_Problem to solve_:
Only the lines containing "true" should appear in the answer, copied from the listing below.

Data provided: Begin

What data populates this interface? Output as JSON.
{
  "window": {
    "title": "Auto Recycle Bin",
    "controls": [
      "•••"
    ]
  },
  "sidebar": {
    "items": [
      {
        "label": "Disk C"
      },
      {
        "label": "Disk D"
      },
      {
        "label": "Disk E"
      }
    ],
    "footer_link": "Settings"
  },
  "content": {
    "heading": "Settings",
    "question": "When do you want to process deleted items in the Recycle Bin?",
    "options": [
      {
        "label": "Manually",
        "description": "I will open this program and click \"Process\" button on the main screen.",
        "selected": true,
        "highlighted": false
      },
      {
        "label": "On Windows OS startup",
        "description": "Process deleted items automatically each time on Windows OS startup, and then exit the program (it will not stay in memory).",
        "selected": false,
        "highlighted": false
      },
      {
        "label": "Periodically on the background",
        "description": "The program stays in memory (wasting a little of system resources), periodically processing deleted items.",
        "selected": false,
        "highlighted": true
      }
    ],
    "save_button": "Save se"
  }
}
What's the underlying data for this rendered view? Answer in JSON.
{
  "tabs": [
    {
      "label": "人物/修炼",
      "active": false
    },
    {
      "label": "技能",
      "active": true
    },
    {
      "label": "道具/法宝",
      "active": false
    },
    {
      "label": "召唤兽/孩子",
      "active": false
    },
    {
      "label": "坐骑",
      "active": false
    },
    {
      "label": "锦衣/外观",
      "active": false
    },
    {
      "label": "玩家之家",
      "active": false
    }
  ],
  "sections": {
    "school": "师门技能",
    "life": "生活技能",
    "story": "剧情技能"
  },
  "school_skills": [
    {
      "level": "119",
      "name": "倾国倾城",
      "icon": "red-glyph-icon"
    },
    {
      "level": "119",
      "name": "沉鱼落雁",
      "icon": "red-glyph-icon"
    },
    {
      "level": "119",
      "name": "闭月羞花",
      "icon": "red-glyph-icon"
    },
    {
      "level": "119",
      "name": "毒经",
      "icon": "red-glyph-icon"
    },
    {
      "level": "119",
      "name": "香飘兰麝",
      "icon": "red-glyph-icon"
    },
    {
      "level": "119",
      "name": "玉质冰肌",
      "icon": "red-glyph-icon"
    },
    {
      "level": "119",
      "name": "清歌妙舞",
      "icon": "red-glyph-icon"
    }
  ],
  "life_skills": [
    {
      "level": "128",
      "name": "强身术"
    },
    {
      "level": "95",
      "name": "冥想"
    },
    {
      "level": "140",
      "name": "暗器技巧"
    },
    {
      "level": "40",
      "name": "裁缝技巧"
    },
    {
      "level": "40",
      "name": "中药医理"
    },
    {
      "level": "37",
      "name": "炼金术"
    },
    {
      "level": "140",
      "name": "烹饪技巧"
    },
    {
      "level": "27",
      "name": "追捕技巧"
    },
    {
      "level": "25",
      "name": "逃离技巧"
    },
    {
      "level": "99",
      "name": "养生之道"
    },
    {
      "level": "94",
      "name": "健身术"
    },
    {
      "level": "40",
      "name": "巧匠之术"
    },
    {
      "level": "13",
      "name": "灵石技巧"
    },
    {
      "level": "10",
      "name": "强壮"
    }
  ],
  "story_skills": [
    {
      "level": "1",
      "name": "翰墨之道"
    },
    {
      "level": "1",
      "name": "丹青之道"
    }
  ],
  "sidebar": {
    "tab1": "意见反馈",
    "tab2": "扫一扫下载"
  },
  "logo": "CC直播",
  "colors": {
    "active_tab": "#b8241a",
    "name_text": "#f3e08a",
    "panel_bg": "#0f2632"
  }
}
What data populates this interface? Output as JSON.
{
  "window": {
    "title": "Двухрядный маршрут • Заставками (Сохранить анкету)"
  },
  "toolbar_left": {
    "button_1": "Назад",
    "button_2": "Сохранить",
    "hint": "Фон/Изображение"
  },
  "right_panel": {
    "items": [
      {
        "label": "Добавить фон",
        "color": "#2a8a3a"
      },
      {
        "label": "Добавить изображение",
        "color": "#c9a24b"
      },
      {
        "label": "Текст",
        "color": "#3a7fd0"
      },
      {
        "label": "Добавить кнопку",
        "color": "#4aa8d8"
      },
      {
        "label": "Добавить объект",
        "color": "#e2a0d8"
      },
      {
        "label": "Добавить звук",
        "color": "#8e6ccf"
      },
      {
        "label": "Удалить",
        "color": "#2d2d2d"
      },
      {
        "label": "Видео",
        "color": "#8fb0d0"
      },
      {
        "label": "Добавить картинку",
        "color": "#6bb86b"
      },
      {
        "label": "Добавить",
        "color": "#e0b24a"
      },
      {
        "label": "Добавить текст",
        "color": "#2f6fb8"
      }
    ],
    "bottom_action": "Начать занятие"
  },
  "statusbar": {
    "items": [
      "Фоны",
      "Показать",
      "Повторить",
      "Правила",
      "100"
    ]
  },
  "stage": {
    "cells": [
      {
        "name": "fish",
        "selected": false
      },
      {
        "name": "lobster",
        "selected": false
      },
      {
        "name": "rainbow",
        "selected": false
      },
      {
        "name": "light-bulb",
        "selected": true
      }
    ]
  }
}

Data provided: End

_Exercise response_:
        "selected": true,
        "highlighted": true
      "active": true
        "selected": true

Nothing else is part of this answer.